I’m posting two poems today that create the spirit of my artistic life. One is about storytelling and needs no further introduction. The other is about stopping and was written in March of 2000. I had given up most media about five years before I wrote this poem because I found I could not expose myself to the news and then go into work and listen to my patient’s stories. It was one or the other and of course my “children” won. A favorite line is “I don’t know why I stopped the stopping.”
I have heard it said that when a woman tells a story
She becomes both mother and child teller and listener curator and ticket holder
to this event that catalogues
her life and her destiny.
Julia W. Burns, MD
Where is your Sister?
I stopped reading the paper
two years ago, when the choking
began. The stories lodged tight

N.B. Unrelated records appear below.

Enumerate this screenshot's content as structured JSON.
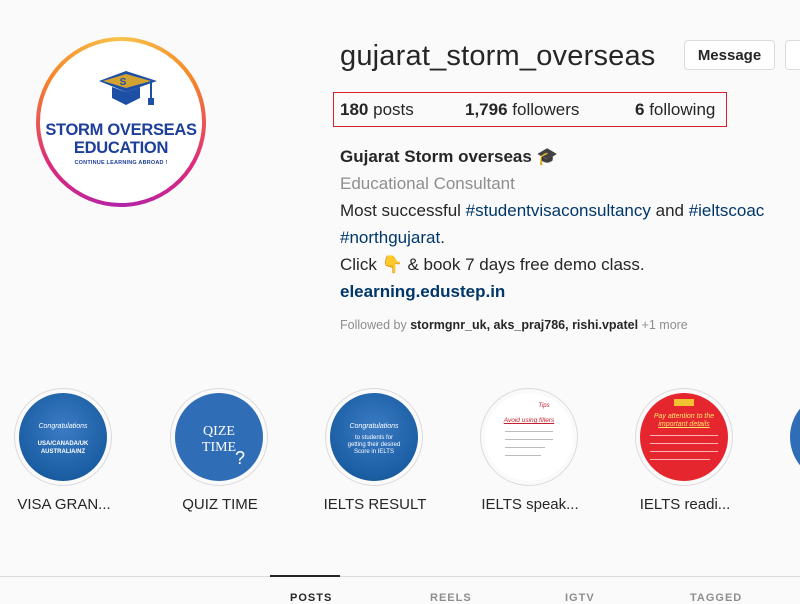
{
  "profile": {
    "username": "gujarat_storm_overseas",
    "message_label": "Message",
    "stats": {
      "posts_count": "180",
      "posts_label": "posts",
      "followers_count": "1,796",
      "followers_label": "followers",
      "following_count": "6",
      "following_label": "following"
    },
    "name": "Gujarat Storm overseas 🎓",
    "category": "Educational Consultant",
    "bio": {
      "line1_prefix": "Most successful ",
      "tag1": "#studentvisaconsultancy",
      "and": " and ",
      "tag2": "#ieltscoac",
      "tag3": "#northgujarat",
      "tag3_suffix": ".",
      "line3": "Click 👇 & book 7 days free demo class.",
      "link": "elearning.edustep.in"
    },
    "followed_by": {
      "prefix": "Followed by ",
      "users": "stormgnr_uk, aks_praj786, rishi.vpatel",
      "more": " +1 more"
    }
  },
  "avatar_logo": {
    "line1": "STORM OVERSEAS",
    "line2": "EDUCATION",
    "tagline": "CONTINUE LEARNING ABROAD !"
  },
  "highlights": [
    {
      "label": "VISA GRAN...",
      "lines": [
        "Congratulations",
        "USA/CANADA/UK",
        "AUSTRALIA/NZ"
      ]
    },
    {
      "label": "QUIZ TIME",
      "lines": [
        "QIZE",
        "TIME"
      ]
    },
    {
      "label": "IELTS RESULT",
      "lines": [
        "Congratulations",
        "to students for",
        "getting their desired",
        "Score in IELTS"
      ]
    },
    {
      "label": "IELTS speak...",
      "lines": [
        "Tips",
        "Avoid using fillers"
      ]
    },
    {
      "label": "IELTS readi...",
      "lines": [
        "Pay attention to the",
        "important details"
      ]
    }
  ],
  "tabs": [
    "POSTS",
    "REELS",
    "IGTV",
    "TAGGED"
  ],
  "colors": {
    "accent_red": "#d91f2a",
    "link_blue": "#00376b",
    "logo_blue": "#1d3f9a"
  }
}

against my Adam’s apple til I
couldn’t breathe. Couldn’t sweep
the swallow stuck in my throat.
So I stopped reading about them early,

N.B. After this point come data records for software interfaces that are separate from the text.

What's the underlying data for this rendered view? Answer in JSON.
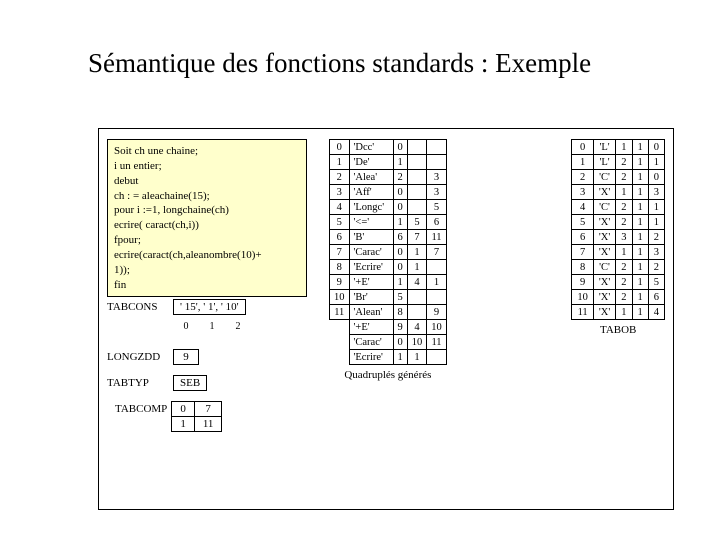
{
  "title": "Sémantique des fonctions standards : Exemple",
  "code": [
    "Soit  ch une chaine;",
    "  i un entier;",
    "debut",
    "  ch : = aleachaine(15);",
    "  pour i :=1, longchaine(ch)",
    "    ecrire( caract(ch,i))",
    "  fpour;",
    "ecrire(caract(ch,aleanombre(10)+",
    "1));",
    "fin"
  ],
  "tabcons": {
    "label": "TABCONS",
    "values": [
      "' 15', ' 1', ' 10'"
    ],
    "idx": [
      "0",
      "1",
      "2"
    ]
  },
  "longzdd": {
    "label": "LONGZDD",
    "value": "9"
  },
  "tabtyp": {
    "label": "TABTYP",
    "value": "SEB"
  },
  "tabcomp": {
    "label": "TABCOMP",
    "rows": [
      [
        "0",
        "7"
      ],
      [
        "1",
        "11"
      ]
    ]
  },
  "middle": {
    "rows": [
      [
        "0",
        "'Dcc'",
        "0",
        "",
        "",
        ""
      ],
      [
        "1",
        "'De'",
        "1",
        "",
        "",
        ""
      ],
      [
        "2",
        "'Alea'",
        "2",
        "",
        "3",
        ""
      ],
      [
        "3",
        "'Aff'",
        "0",
        "",
        "3",
        ""
      ],
      [
        "4",
        "'Longc'",
        "0",
        "",
        "5",
        ""
      ],
      [
        "5",
        "'<='",
        "1",
        "5",
        "6",
        ""
      ],
      [
        "6",
        "'B'",
        "6",
        "7",
        "11",
        ""
      ],
      [
        "7",
        "'Carac'",
        "0",
        "1",
        "7",
        ""
      ],
      [
        "8",
        "'Ecrire'",
        "0",
        "1",
        "",
        ""
      ],
      [
        "9",
        "'+E'",
        "1",
        "4",
        "1",
        ""
      ],
      [
        "10",
        "'Br'",
        "5",
        "",
        "",
        ""
      ],
      [
        "11",
        "'Alean'",
        "8",
        "",
        "9",
        ""
      ],
      [
        "",
        "'+E'",
        "9",
        "4",
        "10",
        ""
      ],
      [
        "",
        "'Carac'",
        "0",
        "10",
        "11",
        ""
      ],
      [
        "",
        "'Ecrire'",
        "1",
        "1",
        "",
        ""
      ]
    ],
    "caption": "Quadruplés générés"
  },
  "right": {
    "rows": [
      [
        "0",
        "'L'",
        "1",
        "1",
        "0"
      ],
      [
        "1",
        "'L'",
        "2",
        "1",
        "1"
      ],
      [
        "2",
        "'C'",
        "2",
        "1",
        "0"
      ],
      [
        "3",
        "'X'",
        "1",
        "1",
        "3"
      ],
      [
        "4",
        "'C'",
        "2",
        "1",
        "1"
      ],
      [
        "5",
        "'X'",
        "2",
        "1",
        "1"
      ],
      [
        "6",
        "'X'",
        "3",
        "1",
        "2"
      ],
      [
        "7",
        "'X'",
        "1",
        "1",
        "3"
      ],
      [
        "8",
        "'C'",
        "2",
        "1",
        "2"
      ],
      [
        "9",
        "'X'",
        "2",
        "1",
        "5"
      ],
      [
        "10",
        "'X'",
        "2",
        "1",
        "6"
      ],
      [
        "11",
        "'X'",
        "1",
        "1",
        "4"
      ]
    ],
    "caption": "TABOB"
  },
  "chart_data": {
    "type": "table",
    "title": "Sémantique des fonctions standards : Exemple",
    "tables": {
      "TABCONS": {
        "values": [
          "'15'",
          "'1'",
          "'10'"
        ],
        "index": [
          0,
          1,
          2
        ]
      },
      "LONGZDD": 9,
      "TABTYP": "SEB",
      "TABCOMP": [
        [
          0,
          7
        ],
        [
          1,
          11
        ]
      ],
      "Quadruples": [
        {
          "i": 0,
          "op": "Dcc",
          "a": 0
        },
        {
          "i": 1,
          "op": "De",
          "a": 1
        },
        {
          "i": 2,
          "op": "Alea",
          "a": 2,
          "c": 3
        },
        {
          "i": 3,
          "op": "Aff",
          "a": 0,
          "c": 3
        },
        {
          "i": 4,
          "op": "Longc",
          "a": 0,
          "c": 5
        },
        {
          "i": 5,
          "op": "<=",
          "a": 1,
          "b": 5,
          "c": 6
        },
        {
          "i": 6,
          "op": "B",
          "a": 6,
          "b": 7,
          "c": 11
        },
        {
          "i": 7,
          "op": "Carac",
          "a": 0,
          "b": 1,
          "c": 7
        },
        {
          "i": 8,
          "op": "Ecrire",
          "a": 0,
          "b": 1
        },
        {
          "i": 9,
          "op": "+E",
          "a": 1,
          "b": 4,
          "c": 1
        },
        {
          "i": 10,
          "op": "Br",
          "a": 5
        },
        {
          "i": 11,
          "op": "Alean",
          "a": 8,
          "c": 9
        },
        {
          "op": "+E",
          "a": 9,
          "b": 4,
          "c": 10
        },
        {
          "op": "Carac",
          "a": 0,
          "b": 10,
          "c": 11
        },
        {
          "op": "Ecrire",
          "a": 1,
          "b": 1
        }
      ],
      "TABOB": [
        {
          "i": 0,
          "t": "L",
          "a": 1,
          "b": 1,
          "c": 0
        },
        {
          "i": 1,
          "t": "L",
          "a": 2,
          "b": 1,
          "c": 1
        },
        {
          "i": 2,
          "t": "C",
          "a": 2,
          "b": 1,
          "c": 0
        },
        {
          "i": 3,
          "t": "X",
          "a": 1,
          "b": 1,
          "c": 3
        },
        {
          "i": 4,
          "t": "C",
          "a": 2,
          "b": 1,
          "c": 1
        },
        {
          "i": 5,
          "t": "X",
          "a": 2,
          "b": 1,
          "c": 1
        },
        {
          "i": 6,
          "t": "X",
          "a": 3,
          "b": 1,
          "c": 2
        },
        {
          "i": 7,
          "t": "X",
          "a": 1,
          "b": 1,
          "c": 3
        },
        {
          "i": 8,
          "t": "C",
          "a": 2,
          "b": 1,
          "c": 2
        },
        {
          "i": 9,
          "t": "X",
          "a": 2,
          "b": 1,
          "c": 5
        },
        {
          "i": 10,
          "t": "X",
          "a": 2,
          "b": 1,
          "c": 6
        },
        {
          "i": 11,
          "t": "X",
          "a": 1,
          "b": 1,
          "c": 4
        }
      ]
    }
  }
}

first thing in the morning with my
green tea and bagel. Stopped reading
so I could pretend I could
breathe at work when I listened
to my children’s stories.
But I broke, read about you,
February gray and twenty nine
days which evolved through
four years. Leap year 2000.
Little lost boy, his gun, his fight with a friend
on the playground that led to this vendetta.
Seventeen children filed out to lunch in a single
line, obedient, order well-formed,
as he whipped out the barrel,
pointed at his enemy and then swung
and shot her in the neck. I
don’t know why I stopped the
stopping and read about you.
Looked at the picture of your
mother’s front page weeping in
the courtroom, read about your father’s
release from jail to appear
at your side, after it happened.
But even though I
read about you, your mother
and father, the flop house
and crack, the policeman
who said you didn’t stand
a chance, the man who left
his gun on your pillow, the little
girl who will never go
to church again, her mother, who
may not either, the thing I remember
most, can’t shake from my brain,
the refrain stuck like the swallow,
“The boy and his brother were placed
with a maternal aunt. There is a sister but her
location is unknown.”
So now as I sit in the morning, not
reading the paper again, I can’t help
How did they lose your sister?
Where is she? What is her name?
Julia W. Burns, MD